Initially, they were brought as altar offerings for ancestral worship and were moulded into a variety of shapes. Different shapes will hold different auspicious meanings. For instance, chrysanthemum flowers represent longevity and good fortune, while goldfish-shaped cookies symbolise prosperity.
Just like its namesake, these crackers are shaped like honeycombs, though they are also known by several other names too. Some call them Kuih Ros due to their rose-like pattern, while others know them as Kuih Loyang (brass cakes) because of the brass moulds that are used to create their designs. Fun fact: Despite being Chinese New Year cookies, honeycomb biscuits are derived from Scandinavian and Indian origins. Though, they were known as Rosette cookies instead. Thanks to the merging of cultures, many Chinese households get to savour these thin and crunchy deep-fried pastries. Eating this sweet treat is said to usher in a sweet year ahead.
Almond London Cookies
No one knows when, where, or how the name of this Chinese New Year cookie originated, nor is there any particular traditional significance attached to it. It’s just one of those treats we somehow came to enjoy during the festive holidays. Regardless of its random title, almond London biscuits are still a delicious titbit that chocolate lovers will greatly appreciate. With roasted almonds covered in cookie dough, a liberal coating of chocolate, and a topping of additional almond nibs, what’s not to love about this indulgent dessert?
While the exterior of a peanut puff may resemble a mini version of a curry puff, its interior is sweet instead of savoury. The filling is made up of roasted sweet ground peanuts and sesame seeds to symbolise an abundance of wealth and a full wallet. Its appearance is also imitative of an ancient Chinese gold ingot to represent prosperity. These Chinese New Year cookies are extra crunchy with its deep-fried dough and nutty filling. It’s always so satisfying to bite into these pastry-like dumplings! Once you start, you’ll be reaching for another piece before you know it.
If you love butter cookies then you’ll love these Chinese New Year dragon cookies. Well, dragon cookies are deep-fried butter cookies but formed into the shape of a dragon. Their smooth texture makes it extremely difficult to resist finishing a whole jar of them (and don’t be surprised if you do). Despite its deceptively simple design, getting the right consistency and its soft finish is a lot trickier than it seems. So, you might want to save the hassle of trying to bake these and opt to purchase them instead.

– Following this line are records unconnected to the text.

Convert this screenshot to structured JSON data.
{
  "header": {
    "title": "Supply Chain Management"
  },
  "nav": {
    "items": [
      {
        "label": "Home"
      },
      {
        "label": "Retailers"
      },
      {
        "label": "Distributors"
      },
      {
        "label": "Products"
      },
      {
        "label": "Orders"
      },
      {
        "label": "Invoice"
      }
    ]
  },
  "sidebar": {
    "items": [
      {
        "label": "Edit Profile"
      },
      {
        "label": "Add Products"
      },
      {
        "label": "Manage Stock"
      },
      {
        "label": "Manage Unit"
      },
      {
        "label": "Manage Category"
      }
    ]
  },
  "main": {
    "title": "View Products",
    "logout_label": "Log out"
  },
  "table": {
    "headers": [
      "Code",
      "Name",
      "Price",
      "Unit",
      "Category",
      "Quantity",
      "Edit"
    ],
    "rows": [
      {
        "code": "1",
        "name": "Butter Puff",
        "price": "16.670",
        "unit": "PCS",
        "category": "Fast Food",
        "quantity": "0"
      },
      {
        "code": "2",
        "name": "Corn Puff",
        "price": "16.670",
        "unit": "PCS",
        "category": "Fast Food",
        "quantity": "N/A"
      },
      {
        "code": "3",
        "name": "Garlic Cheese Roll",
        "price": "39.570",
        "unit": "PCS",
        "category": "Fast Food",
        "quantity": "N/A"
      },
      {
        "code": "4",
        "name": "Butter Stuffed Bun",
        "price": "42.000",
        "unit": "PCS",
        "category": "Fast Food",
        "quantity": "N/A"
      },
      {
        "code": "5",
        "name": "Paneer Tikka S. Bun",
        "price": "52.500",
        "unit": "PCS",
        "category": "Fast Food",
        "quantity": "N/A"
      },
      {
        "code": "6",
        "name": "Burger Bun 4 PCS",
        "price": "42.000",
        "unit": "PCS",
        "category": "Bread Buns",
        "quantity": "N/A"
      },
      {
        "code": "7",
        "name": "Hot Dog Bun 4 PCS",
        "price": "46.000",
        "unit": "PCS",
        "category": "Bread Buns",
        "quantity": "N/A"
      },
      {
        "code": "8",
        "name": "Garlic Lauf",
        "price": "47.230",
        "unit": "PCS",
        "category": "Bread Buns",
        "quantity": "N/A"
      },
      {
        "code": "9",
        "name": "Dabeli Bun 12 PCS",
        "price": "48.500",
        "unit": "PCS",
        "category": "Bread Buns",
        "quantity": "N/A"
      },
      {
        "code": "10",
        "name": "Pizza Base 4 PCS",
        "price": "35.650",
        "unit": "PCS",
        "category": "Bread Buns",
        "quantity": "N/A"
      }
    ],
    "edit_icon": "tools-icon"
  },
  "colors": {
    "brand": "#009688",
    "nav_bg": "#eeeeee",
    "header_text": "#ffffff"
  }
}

Mini Shrimp Rolls
Mini shrimp rolls are tiny, bite-sized snacks that make it all too easy to pop into your mouth. They’re usually made with wonton skin that’s been deep-fried to golden-brown, crispy perfection and filled with prawn floss. Word is that these salty Chinese New Year cookies were meant to represent the image of gold bars to signify—yup, you guessed it—good fortune and wealth. So, if your relatives are giving you the side-eye for munching on these crispies a tad too much, now you’ve got a good excuse.
Enjoy These Chinese New Year Cookies During The Festive Holiday Celebrations
We hope your new year is off to a good start so far. May it be one that’ll bring good fortune and prosperity to both you and your family. Wishing you a Happy Lunar New Year and Gong Xi Fa Cai! Don’t forget to check out our other article on all the lucky foods you can eat during Chinese New Year. Thinking of sending a hamper? Check out these vendors for great choices!
Before you go, don’t forget to check our Chinese New Year Sale! You’ll get massive savings on everything you need for a prosperous CNY, from abalones and sea cucumbers to red packets to give the little ones.